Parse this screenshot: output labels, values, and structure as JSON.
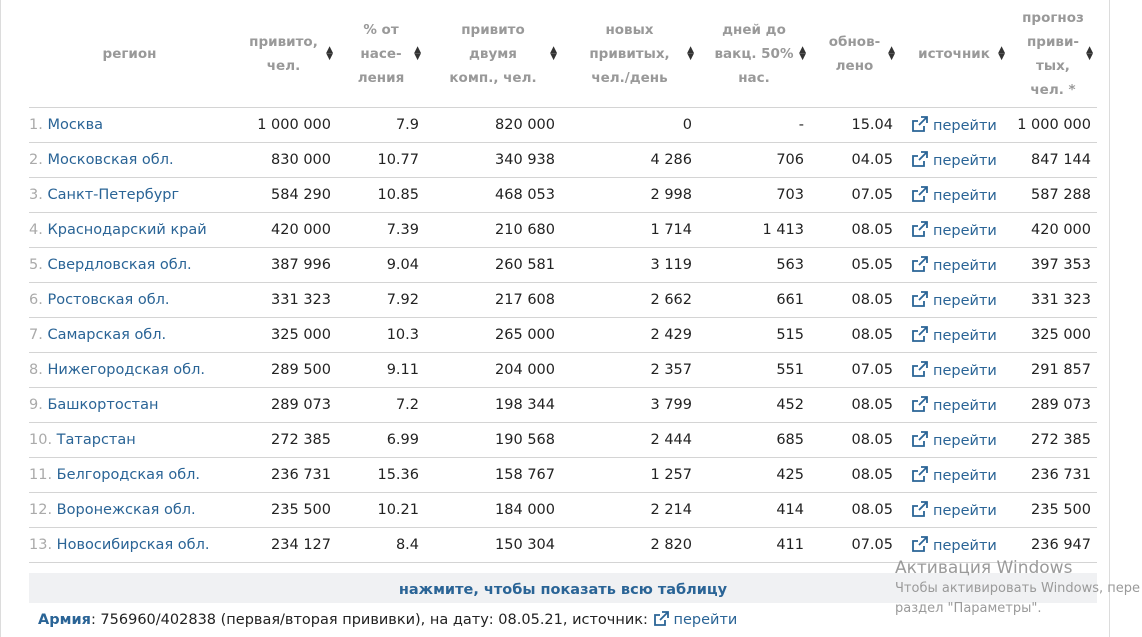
{
  "table": {
    "headers": [
      {
        "lines": [
          "регион"
        ]
      },
      {
        "lines": [
          "привито,",
          "чел."
        ]
      },
      {
        "lines": [
          "% от",
          "насе-",
          "ления"
        ]
      },
      {
        "lines": [
          "привито",
          "двумя",
          "комп., чел."
        ]
      },
      {
        "lines": [
          "новых",
          "привитых,",
          "чел./день"
        ]
      },
      {
        "lines": [
          "дней до",
          "вакц. 50%",
          "нас."
        ]
      },
      {
        "lines": [
          "обнов-",
          "лено"
        ]
      },
      {
        "lines": [
          "источник"
        ]
      },
      {
        "lines": [
          "прогноз",
          "приви-",
          "тых,",
          "чел. *"
        ]
      }
    ],
    "rows": [
      {
        "num": "1.",
        "region": "Москва",
        "vaccinated": "1 000 000",
        "pct": "7.9",
        "two": "820 000",
        "perday": "0",
        "days": "-",
        "updated": "15.04",
        "source": "перейти",
        "forecast": "1 000 000"
      },
      {
        "num": "2.",
        "region": "Московская обл.",
        "vaccinated": "830 000",
        "pct": "10.77",
        "two": "340 938",
        "perday": "4 286",
        "days": "706",
        "updated": "04.05",
        "source": "перейти",
        "forecast": "847 144"
      },
      {
        "num": "3.",
        "region": "Санкт-Петербург",
        "vaccinated": "584 290",
        "pct": "10.85",
        "two": "468 053",
        "perday": "2 998",
        "days": "703",
        "updated": "07.05",
        "source": "перейти",
        "forecast": "587 288"
      },
      {
        "num": "4.",
        "region": "Краснодарский край",
        "vaccinated": "420 000",
        "pct": "7.39",
        "two": "210 680",
        "perday": "1 714",
        "days": "1 413",
        "updated": "08.05",
        "source": "перейти",
        "forecast": "420 000"
      },
      {
        "num": "5.",
        "region": "Свердловская обл.",
        "vaccinated": "387 996",
        "pct": "9.04",
        "two": "260 581",
        "perday": "3 119",
        "days": "563",
        "updated": "05.05",
        "source": "перейти",
        "forecast": "397 353"
      },
      {
        "num": "6.",
        "region": "Ростовская обл.",
        "vaccinated": "331 323",
        "pct": "7.92",
        "two": "217 608",
        "perday": "2 662",
        "days": "661",
        "updated": "08.05",
        "source": "перейти",
        "forecast": "331 323"
      },
      {
        "num": "7.",
        "region": "Самарская обл.",
        "vaccinated": "325 000",
        "pct": "10.3",
        "two": "265 000",
        "perday": "2 429",
        "days": "515",
        "updated": "08.05",
        "source": "перейти",
        "forecast": "325 000"
      },
      {
        "num": "8.",
        "region": "Нижегородская обл.",
        "vaccinated": "289 500",
        "pct": "9.11",
        "two": "204 000",
        "perday": "2 357",
        "days": "551",
        "updated": "07.05",
        "source": "перейти",
        "forecast": "291 857"
      },
      {
        "num": "9.",
        "region": "Башкортостан",
        "vaccinated": "289 073",
        "pct": "7.2",
        "two": "198 344",
        "perday": "3 799",
        "days": "452",
        "updated": "08.05",
        "source": "перейти",
        "forecast": "289 073"
      },
      {
        "num": "10.",
        "region": "Татарстан",
        "vaccinated": "272 385",
        "pct": "6.99",
        "two": "190 568",
        "perday": "2 444",
        "days": "685",
        "updated": "08.05",
        "source": "перейти",
        "forecast": "272 385"
      },
      {
        "num": "11.",
        "region": "Белгородская обл.",
        "vaccinated": "236 731",
        "pct": "15.36",
        "two": "158 767",
        "perday": "1 257",
        "days": "425",
        "updated": "08.05",
        "source": "перейти",
        "forecast": "236 731"
      },
      {
        "num": "12.",
        "region": "Воронежская обл.",
        "vaccinated": "235 500",
        "pct": "10.21",
        "two": "184 000",
        "perday": "2 214",
        "days": "414",
        "updated": "08.05",
        "source": "перейти",
        "forecast": "235 500"
      },
      {
        "num": "13.",
        "region": "Новосибирская обл.",
        "vaccinated": "234 127",
        "pct": "8.4",
        "two": "150 304",
        "perday": "2 820",
        "days": "411",
        "updated": "07.05",
        "source": "перейти",
        "forecast": "236 947"
      }
    ]
  },
  "show_all": "нажмите, чтобы показать всю таблицу",
  "army": {
    "label": "Армия",
    "text": ": 756960/402838 (первая/вторая прививки), на дату: 08.05.21, источник:",
    "link": "перейти"
  },
  "windows_watermark": {
    "title": "Активация Windows",
    "line1": "Чтобы активировать Windows, пере",
    "line2": "раздел \"Параметры\"."
  },
  "colors": {
    "link": "#2a6496",
    "header_text": "#999999",
    "row_border": "#d4d4d4",
    "show_all_bg": "#f0f1f3"
  },
  "icons": {
    "external_link": "external-link-icon",
    "sort": "sort-icon"
  }
}
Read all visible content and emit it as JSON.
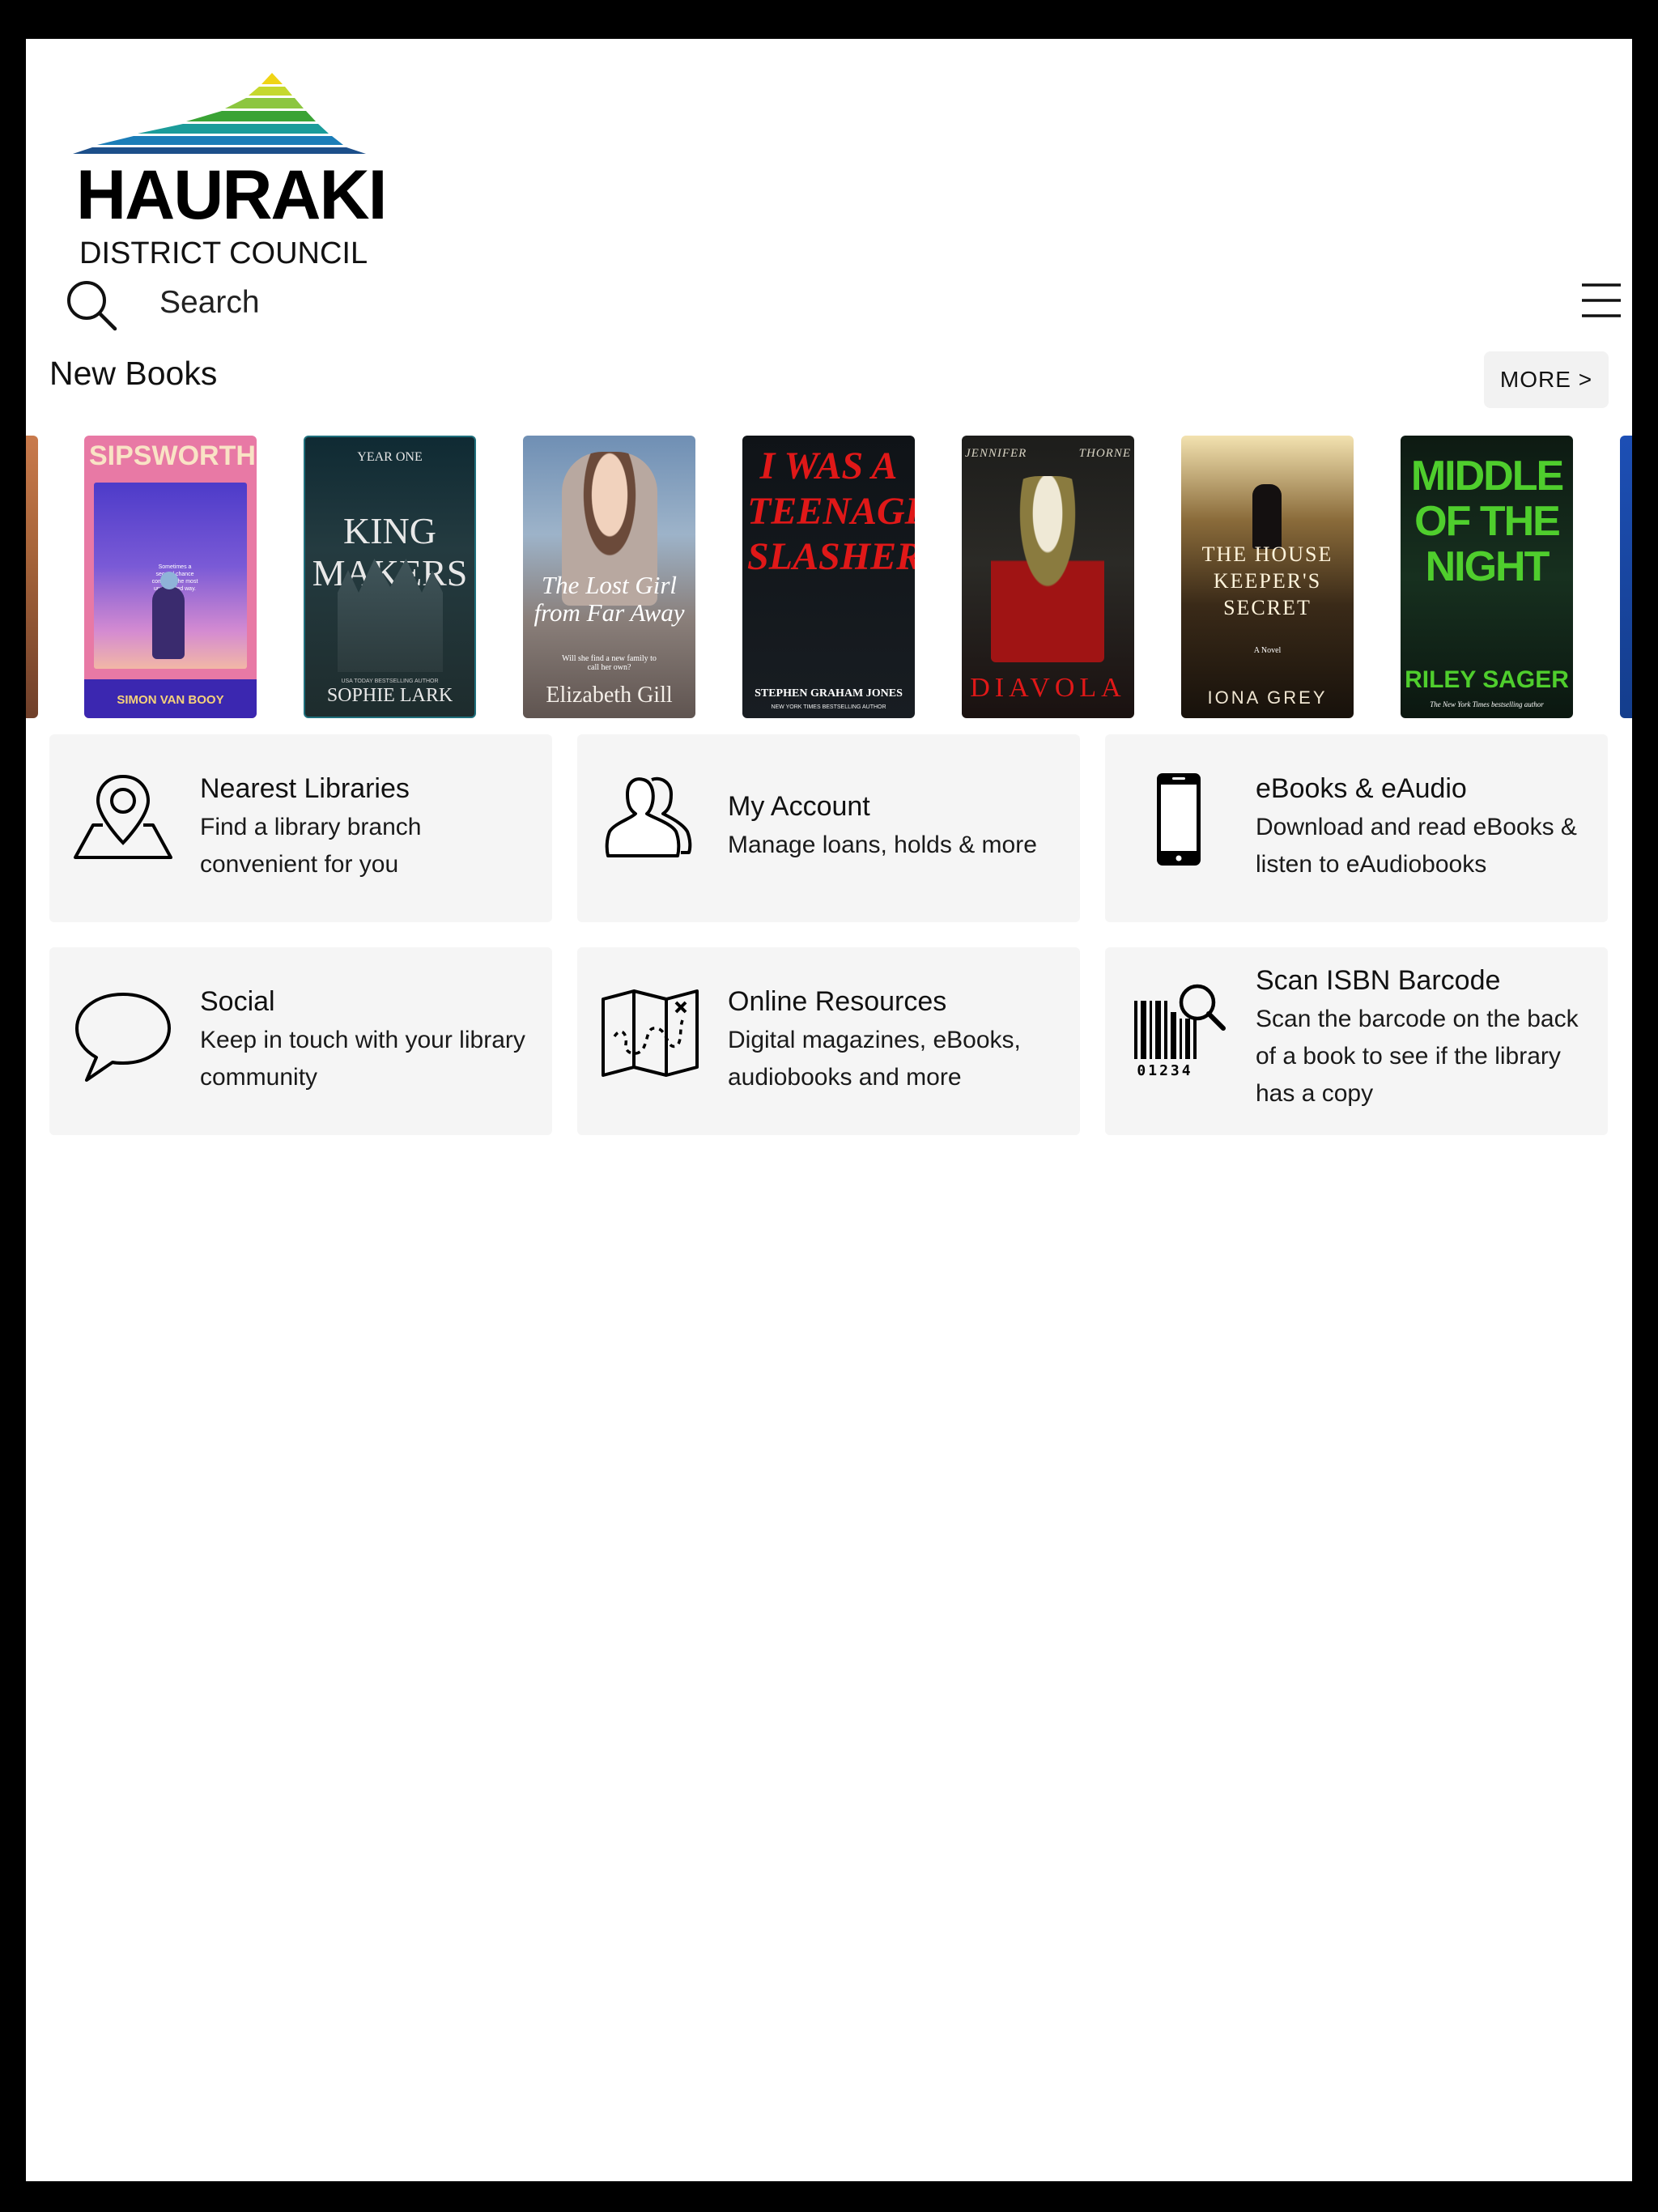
{
  "brand": {
    "name": "HAURAKI",
    "subtitle": "DISTRICT COUNCIL",
    "colors": {
      "top": "#f0d415",
      "green_light": "#8cc63f",
      "green": "#3aa335",
      "teal": "#1b9c9a",
      "blue": "#1b6fae",
      "navy": "#1c4f8a"
    }
  },
  "search": {
    "placeholder": "Search",
    "icon": "search-icon"
  },
  "menu": {
    "icon": "hamburger-menu-icon"
  },
  "new_books": {
    "title": "New Books",
    "more_label": "MORE >",
    "books": [
      {
        "title": "",
        "author": ""
      },
      {
        "title": "SIPSWORTH",
        "author": "SIMON VAN BOOY",
        "blurb": "Sometimes a second chance comes in the most unexpected way."
      },
      {
        "title": "KING MAKERS",
        "kicker": "YEAR ONE",
        "author": "SOPHIE LARK",
        "tagline": "USA TODAY BESTSELLING AUTHOR"
      },
      {
        "title": "The Lost Girl from Far Away",
        "tagline": "Will she find a new family to call her own?",
        "author": "Elizabeth Gill"
      },
      {
        "title": "I WAS A TEENAGE SLASHER",
        "author": "STEPHEN GRAHAM JONES",
        "tagline": "NEW YORK TIMES BESTSELLING AUTHOR"
      },
      {
        "title": "DIAVOLA",
        "author": "JENNIFER THORNE"
      },
      {
        "title": "THE HOUSE KEEPER'S SECRET",
        "kicker": "A Novel",
        "author": "IONA GREY"
      },
      {
        "title": "MIDDLE OF THE NIGHT",
        "author": "RILEY SAGER",
        "tagline": "The New York Times bestselling author"
      },
      {
        "title": "",
        "author": ""
      }
    ]
  },
  "tiles": [
    {
      "title": "Nearest Libraries",
      "desc": "Find a library branch convenient for you",
      "icon": "map-pin-icon"
    },
    {
      "title": "My Account",
      "desc": "Manage loans, holds & more",
      "icon": "users-icon"
    },
    {
      "title": "eBooks & eAudio",
      "desc": "Download and read eBooks & listen to eAudiobooks",
      "icon": "smartphone-icon"
    },
    {
      "title": "Social",
      "desc": "Keep in touch with your library community",
      "icon": "speech-bubble-icon"
    },
    {
      "title": "Online Resources",
      "desc": "Digital magazines, eBooks, audiobooks and more",
      "icon": "treasure-map-icon"
    },
    {
      "title": "Scan ISBN Barcode",
      "desc": "Scan the barcode on the back of a book to see if the library has a copy",
      "icon": "barcode-scan-icon",
      "barcode_digits": "01234"
    }
  ]
}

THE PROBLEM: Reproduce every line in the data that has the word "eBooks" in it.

FINISHED TASK:
      "title": "eBooks & eAudio",
      "desc": "Download and read eBooks & listen to eAudiobooks",
      "desc": "Digital magazines, eBooks, audiobooks and more",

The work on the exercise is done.